(Element data from apps and pages)
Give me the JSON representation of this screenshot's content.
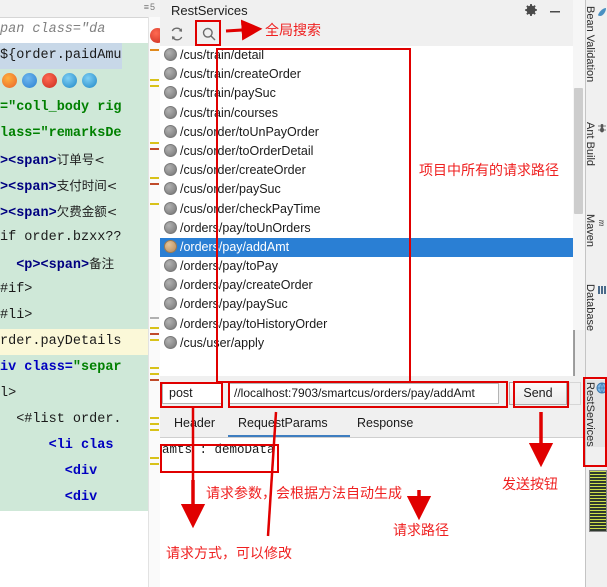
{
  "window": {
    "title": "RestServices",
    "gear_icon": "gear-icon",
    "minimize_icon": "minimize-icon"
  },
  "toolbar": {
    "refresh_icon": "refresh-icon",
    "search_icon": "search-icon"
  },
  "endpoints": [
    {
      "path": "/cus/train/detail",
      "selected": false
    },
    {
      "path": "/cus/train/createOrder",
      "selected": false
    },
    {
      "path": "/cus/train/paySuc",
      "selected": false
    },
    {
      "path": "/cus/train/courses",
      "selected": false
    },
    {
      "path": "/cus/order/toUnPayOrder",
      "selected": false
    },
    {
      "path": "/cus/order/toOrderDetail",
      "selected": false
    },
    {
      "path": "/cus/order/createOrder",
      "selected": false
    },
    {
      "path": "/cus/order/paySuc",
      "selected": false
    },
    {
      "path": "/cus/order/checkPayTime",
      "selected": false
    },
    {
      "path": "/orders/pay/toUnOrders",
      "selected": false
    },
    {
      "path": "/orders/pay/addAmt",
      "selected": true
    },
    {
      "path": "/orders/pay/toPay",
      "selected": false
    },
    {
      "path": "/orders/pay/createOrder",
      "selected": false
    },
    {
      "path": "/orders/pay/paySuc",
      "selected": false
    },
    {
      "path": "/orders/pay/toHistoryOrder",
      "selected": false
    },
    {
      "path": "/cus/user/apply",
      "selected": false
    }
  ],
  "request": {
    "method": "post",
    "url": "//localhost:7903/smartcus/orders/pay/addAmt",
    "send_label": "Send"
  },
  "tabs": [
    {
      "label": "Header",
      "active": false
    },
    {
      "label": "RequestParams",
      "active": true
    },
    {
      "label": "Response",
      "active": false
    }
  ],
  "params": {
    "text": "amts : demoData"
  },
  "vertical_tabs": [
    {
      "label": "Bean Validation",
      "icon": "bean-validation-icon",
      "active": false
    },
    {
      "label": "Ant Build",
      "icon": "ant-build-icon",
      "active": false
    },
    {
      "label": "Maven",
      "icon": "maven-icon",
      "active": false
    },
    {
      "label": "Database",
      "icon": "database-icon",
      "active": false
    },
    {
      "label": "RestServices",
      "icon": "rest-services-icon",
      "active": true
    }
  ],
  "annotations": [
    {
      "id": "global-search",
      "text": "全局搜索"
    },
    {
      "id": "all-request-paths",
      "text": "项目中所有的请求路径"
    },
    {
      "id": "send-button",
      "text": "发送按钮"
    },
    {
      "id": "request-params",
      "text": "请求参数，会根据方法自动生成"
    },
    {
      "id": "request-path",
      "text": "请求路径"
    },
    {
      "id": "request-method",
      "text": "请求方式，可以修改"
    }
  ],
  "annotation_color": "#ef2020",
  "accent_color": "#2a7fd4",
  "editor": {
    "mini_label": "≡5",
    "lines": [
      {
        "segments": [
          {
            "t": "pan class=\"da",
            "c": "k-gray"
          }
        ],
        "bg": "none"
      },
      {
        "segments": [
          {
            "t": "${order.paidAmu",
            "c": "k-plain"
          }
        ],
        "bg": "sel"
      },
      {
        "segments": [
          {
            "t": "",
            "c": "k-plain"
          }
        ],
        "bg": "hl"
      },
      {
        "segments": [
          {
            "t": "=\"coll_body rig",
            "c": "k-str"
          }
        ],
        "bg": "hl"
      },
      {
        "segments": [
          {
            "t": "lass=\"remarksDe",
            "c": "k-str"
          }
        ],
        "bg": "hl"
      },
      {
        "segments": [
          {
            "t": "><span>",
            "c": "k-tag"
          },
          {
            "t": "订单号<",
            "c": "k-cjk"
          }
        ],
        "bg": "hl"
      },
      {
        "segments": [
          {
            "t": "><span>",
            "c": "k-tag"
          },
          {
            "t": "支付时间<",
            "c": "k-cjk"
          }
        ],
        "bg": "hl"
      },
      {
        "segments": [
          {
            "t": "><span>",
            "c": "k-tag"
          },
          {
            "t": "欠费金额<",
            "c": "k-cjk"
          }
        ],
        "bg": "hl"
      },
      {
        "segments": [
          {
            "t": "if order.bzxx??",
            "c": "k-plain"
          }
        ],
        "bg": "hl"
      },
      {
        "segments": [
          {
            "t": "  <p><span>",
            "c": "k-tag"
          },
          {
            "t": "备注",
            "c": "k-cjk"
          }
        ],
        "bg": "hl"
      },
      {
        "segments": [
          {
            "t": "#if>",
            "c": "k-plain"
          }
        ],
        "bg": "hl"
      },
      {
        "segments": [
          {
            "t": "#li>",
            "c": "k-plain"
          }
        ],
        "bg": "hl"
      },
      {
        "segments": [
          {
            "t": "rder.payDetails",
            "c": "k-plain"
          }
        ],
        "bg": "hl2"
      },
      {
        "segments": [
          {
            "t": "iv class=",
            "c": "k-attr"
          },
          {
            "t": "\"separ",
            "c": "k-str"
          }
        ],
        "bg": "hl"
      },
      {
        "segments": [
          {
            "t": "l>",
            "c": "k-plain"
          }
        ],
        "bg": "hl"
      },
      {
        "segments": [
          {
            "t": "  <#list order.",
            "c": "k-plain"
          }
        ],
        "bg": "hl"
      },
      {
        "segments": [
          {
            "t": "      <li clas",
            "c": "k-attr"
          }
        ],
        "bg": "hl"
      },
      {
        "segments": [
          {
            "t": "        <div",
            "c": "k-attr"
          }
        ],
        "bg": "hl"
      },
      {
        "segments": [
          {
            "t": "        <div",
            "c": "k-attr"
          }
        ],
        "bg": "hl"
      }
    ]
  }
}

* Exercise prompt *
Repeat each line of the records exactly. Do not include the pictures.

* Task solution *
Give me the JSON representation of this screenshot's content.
{
  "window": {
    "title": "RestServices",
    "gear_icon": "gear-icon",
    "minimize_icon": "minimize-icon"
  },
  "toolbar": {
    "refresh_icon": "refresh-icon",
    "search_icon": "search-icon"
  },
  "endpoints": [
    {
      "path": "/cus/train/detail",
      "selected": false
    },
    {
      "path": "/cus/train/createOrder",
      "selected": false
    },
    {
      "path": "/cus/train/paySuc",
      "selected": false
    },
    {
      "path": "/cus/train/courses",
      "selected": false
    },
    {
      "path": "/cus/order/toUnPayOrder",
      "selected": false
    },
    {
      "path": "/cus/order/toOrderDetail",
      "selected": false
    },
    {
      "path": "/cus/order/createOrder",
      "selected": false
    },
    {
      "path": "/cus/order/paySuc",
      "selected": false
    },
    {
      "path": "/cus/order/checkPayTime",
      "selected": false
    },
    {
      "path": "/orders/pay/toUnOrders",
      "selected": false
    },
    {
      "path": "/orders/pay/addAmt",
      "selected": true
    },
    {
      "path": "/orders/pay/toPay",
      "selected": false
    },
    {
      "path": "/orders/pay/createOrder",
      "selected": false
    },
    {
      "path": "/orders/pay/paySuc",
      "selected": false
    },
    {
      "path": "/orders/pay/toHistoryOrder",
      "selected": false
    },
    {
      "path": "/cus/user/apply",
      "selected": false
    }
  ],
  "request": {
    "method": "post",
    "url": "//localhost:7903/smartcus/orders/pay/addAmt",
    "send_label": "Send"
  },
  "tabs": [
    {
      "label": "Header",
      "active": false
    },
    {
      "label": "RequestParams",
      "active": true
    },
    {
      "label": "Response",
      "active": false
    }
  ],
  "params": {
    "text": "amts : demoData"
  },
  "vertical_tabs": [
    {
      "label": "Bean Validation",
      "icon": "bean-validation-icon",
      "active": false
    },
    {
      "label": "Ant Build",
      "icon": "ant-build-icon",
      "active": false
    },
    {
      "label": "Maven",
      "icon": "maven-icon",
      "active": false
    },
    {
      "label": "Database",
      "icon": "database-icon",
      "active": false
    },
    {
      "label": "RestServices",
      "icon": "rest-services-icon",
      "active": true
    }
  ],
  "annotations": [
    {
      "id": "global-search",
      "text": "全局搜索"
    },
    {
      "id": "all-request-paths",
      "text": "项目中所有的请求路径"
    },
    {
      "id": "send-button",
      "text": "发送按钮"
    },
    {
      "id": "request-params",
      "text": "请求参数，会根据方法自动生成"
    },
    {
      "id": "request-path",
      "text": "请求路径"
    },
    {
      "id": "request-method",
      "text": "请求方式，可以修改"
    }
  ],
  "annotation_color": "#ef2020",
  "accent_color": "#2a7fd4",
  "editor": {
    "mini_label": "≡5",
    "lines": [
      {
        "segments": [
          {
            "t": "pan class=\"da",
            "c": "k-gray"
          }
        ],
        "bg": "none"
      },
      {
        "segments": [
          {
            "t": "${order.paidAmu",
            "c": "k-plain"
          }
        ],
        "bg": "sel"
      },
      {
        "segments": [
          {
            "t": "",
            "c": "k-plain"
          }
        ],
        "bg": "hl"
      },
      {
        "segments": [
          {
            "t": "=\"coll_body rig",
            "c": "k-str"
          }
        ],
        "bg": "hl"
      },
      {
        "segments": [
          {
            "t": "lass=\"remarksDe",
            "c": "k-str"
          }
        ],
        "bg": "hl"
      },
      {
        "segments": [
          {
            "t": "><span>",
            "c": "k-tag"
          },
          {
            "t": "订单号<",
            "c": "k-cjk"
          }
        ],
        "bg": "hl"
      },
      {
        "segments": [
          {
            "t": "><span>",
            "c": "k-tag"
          },
          {
            "t": "支付时间<",
            "c": "k-cjk"
          }
        ],
        "bg": "hl"
      },
      {
        "segments": [
          {
            "t": "><span>",
            "c": "k-tag"
          },
          {
            "t": "欠费金额<",
            "c": "k-cjk"
          }
        ],
        "bg": "hl"
      },
      {
        "segments": [
          {
            "t": "if order.bzxx??",
            "c": "k-plain"
          }
        ],
        "bg": "hl"
      },
      {
        "segments": [
          {
            "t": "  <p><span>",
            "c": "k-tag"
          },
          {
            "t": "备注",
            "c": "k-cjk"
          }
        ],
        "bg": "hl"
      },
      {
        "segments": [
          {
            "t": "#if>",
            "c": "k-plain"
          }
        ],
        "bg": "hl"
      },
      {
        "segments": [
          {
            "t": "#li>",
            "c": "k-plain"
          }
        ],
        "bg": "hl"
      },
      {
        "segments": [
          {
            "t": "rder.payDetails",
            "c": "k-plain"
          }
        ],
        "bg": "hl2"
      },
      {
        "segments": [
          {
            "t": "iv class=",
            "c": "k-attr"
          },
          {
            "t": "\"separ",
            "c": "k-str"
          }
        ],
        "bg": "hl"
      },
      {
        "segments": [
          {
            "t": "l>",
            "c": "k-plain"
          }
        ],
        "bg": "hl"
      },
      {
        "segments": [
          {
            "t": "  <#list order.",
            "c": "k-plain"
          }
        ],
        "bg": "hl"
      },
      {
        "segments": [
          {
            "t": "      <li clas",
            "c": "k-attr"
          }
        ],
        "bg": "hl"
      },
      {
        "segments": [
          {
            "t": "        <div",
            "c": "k-attr"
          }
        ],
        "bg": "hl"
      },
      {
        "segments": [
          {
            "t": "        <div",
            "c": "k-attr"
          }
        ],
        "bg": "hl"
      }
    ]
  }
}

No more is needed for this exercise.